As part of an increasingly global crackdown on insider trading, the Japanese Securities and Exchange Surveillance Commission recommended administrative action against a global investment bank based on findings that the firm failed to take measures to prevent illegal insider trading with regard to the management of confidential corporate information related to public offerings of new shares. Under such circumstance, employees at the firm solicited customers to trade in securities and conduct other trading by providing confidential corporate information. The Commission also found that the firm’s governance system was inadequate given that its management team did not exercise effective control of the system for managing confidential corporate information. The recommendation was made to the Financial Services Agency, which then ordered the firm to implement measures to improve its internal controls in order to prevent a recurrence of this conduct and periodically report to the FSA on the effectiveness of these remedial efforts. Nomura Securities Co. Ltd, August 3, 2012.

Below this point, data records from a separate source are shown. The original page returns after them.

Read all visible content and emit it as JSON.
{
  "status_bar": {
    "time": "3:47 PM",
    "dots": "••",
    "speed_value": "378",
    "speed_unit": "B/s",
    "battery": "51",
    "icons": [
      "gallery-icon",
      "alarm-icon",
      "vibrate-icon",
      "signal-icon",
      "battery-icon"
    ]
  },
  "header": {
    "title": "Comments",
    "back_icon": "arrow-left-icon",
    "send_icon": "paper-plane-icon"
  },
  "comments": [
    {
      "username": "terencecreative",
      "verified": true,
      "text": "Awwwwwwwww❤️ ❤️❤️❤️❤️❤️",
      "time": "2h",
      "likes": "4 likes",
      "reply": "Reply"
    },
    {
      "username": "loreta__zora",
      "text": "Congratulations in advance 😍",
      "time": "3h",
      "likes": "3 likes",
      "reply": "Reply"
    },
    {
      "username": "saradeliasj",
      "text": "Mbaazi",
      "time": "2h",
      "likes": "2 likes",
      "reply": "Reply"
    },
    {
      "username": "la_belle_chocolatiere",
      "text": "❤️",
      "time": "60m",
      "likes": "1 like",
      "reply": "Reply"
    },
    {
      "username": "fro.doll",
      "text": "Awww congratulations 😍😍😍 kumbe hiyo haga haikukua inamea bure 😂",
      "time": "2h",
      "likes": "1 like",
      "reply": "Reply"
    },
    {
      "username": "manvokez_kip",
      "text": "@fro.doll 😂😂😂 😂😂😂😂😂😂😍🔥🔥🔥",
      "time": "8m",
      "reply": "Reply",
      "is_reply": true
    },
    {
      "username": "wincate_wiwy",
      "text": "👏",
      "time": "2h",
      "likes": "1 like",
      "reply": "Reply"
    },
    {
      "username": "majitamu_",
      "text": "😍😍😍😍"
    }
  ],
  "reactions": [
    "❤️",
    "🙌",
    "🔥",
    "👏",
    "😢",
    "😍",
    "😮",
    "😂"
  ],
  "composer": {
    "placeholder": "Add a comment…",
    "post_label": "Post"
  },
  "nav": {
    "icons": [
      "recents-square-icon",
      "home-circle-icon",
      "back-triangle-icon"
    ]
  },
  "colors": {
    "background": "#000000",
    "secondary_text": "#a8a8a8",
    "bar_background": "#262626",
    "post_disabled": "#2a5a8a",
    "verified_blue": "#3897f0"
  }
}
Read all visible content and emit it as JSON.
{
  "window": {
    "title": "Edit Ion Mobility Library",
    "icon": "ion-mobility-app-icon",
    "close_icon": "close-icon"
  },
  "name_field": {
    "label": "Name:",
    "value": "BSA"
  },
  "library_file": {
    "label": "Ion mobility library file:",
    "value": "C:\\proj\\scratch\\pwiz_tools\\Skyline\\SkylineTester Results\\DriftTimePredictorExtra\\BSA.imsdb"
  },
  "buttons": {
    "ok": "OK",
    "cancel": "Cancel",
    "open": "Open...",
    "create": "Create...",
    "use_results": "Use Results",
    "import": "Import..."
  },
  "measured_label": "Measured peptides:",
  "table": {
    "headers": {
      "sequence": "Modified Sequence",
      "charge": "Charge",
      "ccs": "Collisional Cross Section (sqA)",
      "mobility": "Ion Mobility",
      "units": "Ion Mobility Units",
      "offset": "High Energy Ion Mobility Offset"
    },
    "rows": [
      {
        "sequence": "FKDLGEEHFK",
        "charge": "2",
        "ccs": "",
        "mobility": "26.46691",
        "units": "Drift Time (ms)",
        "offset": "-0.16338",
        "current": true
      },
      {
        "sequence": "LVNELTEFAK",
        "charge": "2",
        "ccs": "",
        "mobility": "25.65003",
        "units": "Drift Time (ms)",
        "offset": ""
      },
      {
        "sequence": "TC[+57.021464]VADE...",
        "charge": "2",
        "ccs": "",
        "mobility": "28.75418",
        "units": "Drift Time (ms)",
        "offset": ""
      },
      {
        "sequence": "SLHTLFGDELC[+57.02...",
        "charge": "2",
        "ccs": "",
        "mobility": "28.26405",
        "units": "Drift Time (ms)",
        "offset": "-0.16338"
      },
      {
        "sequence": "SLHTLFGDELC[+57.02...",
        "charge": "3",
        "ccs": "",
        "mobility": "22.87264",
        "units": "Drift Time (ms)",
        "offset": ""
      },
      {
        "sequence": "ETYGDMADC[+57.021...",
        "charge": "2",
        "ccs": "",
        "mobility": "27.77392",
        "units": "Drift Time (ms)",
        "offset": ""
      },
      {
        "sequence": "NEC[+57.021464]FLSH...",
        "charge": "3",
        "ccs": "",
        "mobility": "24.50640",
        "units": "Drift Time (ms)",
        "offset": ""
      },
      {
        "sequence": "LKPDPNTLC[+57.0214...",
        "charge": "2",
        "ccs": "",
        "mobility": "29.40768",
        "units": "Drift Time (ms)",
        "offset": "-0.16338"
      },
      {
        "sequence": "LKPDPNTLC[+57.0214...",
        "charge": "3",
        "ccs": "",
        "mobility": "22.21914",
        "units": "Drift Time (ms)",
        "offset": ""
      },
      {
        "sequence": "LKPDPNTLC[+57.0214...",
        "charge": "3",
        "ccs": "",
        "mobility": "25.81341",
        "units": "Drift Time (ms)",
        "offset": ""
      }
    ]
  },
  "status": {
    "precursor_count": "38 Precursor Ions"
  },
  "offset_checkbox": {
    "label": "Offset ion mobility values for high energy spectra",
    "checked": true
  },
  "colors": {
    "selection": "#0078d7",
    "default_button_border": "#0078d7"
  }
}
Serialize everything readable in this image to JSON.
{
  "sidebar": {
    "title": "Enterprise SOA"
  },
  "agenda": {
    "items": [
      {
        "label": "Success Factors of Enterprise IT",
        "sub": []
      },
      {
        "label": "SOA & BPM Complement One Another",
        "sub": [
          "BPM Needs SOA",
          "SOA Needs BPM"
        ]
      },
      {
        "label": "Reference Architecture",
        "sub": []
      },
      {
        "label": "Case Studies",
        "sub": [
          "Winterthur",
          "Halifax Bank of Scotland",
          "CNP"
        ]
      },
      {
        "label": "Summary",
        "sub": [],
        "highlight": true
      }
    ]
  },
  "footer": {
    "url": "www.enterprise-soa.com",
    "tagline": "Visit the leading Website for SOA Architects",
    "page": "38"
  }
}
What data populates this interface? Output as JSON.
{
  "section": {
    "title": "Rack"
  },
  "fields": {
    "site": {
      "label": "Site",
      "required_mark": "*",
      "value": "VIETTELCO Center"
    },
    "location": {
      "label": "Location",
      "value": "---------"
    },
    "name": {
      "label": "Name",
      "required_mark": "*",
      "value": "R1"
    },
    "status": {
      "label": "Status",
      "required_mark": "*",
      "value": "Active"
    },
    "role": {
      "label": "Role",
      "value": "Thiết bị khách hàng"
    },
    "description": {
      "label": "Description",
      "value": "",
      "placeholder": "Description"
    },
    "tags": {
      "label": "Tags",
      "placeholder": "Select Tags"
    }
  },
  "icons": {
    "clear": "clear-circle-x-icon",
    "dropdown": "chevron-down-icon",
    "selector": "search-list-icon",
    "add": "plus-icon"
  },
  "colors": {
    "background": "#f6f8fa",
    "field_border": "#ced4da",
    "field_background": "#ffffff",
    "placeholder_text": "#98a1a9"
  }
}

The Commission found that a member of the institutional equity sales department who was in charge of sales to hedge funds made aggressive attempts to contact an internal analyst and obtain any information related to public offerings of new shares. The internal analyst carelessly replied to sales personnel with regard to the status of internal control in the trading compliance department concerning stock issues scheduled to be publicly offered. Within the institutional equity sales department, confidential corporate information related to public offerings was shared on the assumption that it would not be inappropriate for the department's employees to mention the names of shares to be issued in relation to such information obtained as long as it is treated as "a rumor" or something similar in their conversation.
According to the Commission, a manager of the institutional equity sales department made sure that the top priority of the sales operation was to generate profit throughout the department. As a result, a lack of compliance awareness arose, leading to inadequate management of confidential corporate information related to public offerings of new shares. Based on the careless notion that there was no problem even if they could guess the specific names of the companies concerned through their conversation as long as they did not directly ask for those names, said the Commission, a member of the department routinely made active efforts to obtain confidential corporate information related to public offerings and information from which the names of the relevant stock issues may be guessed from another department holding such information and used the information obtained in order to promote sales.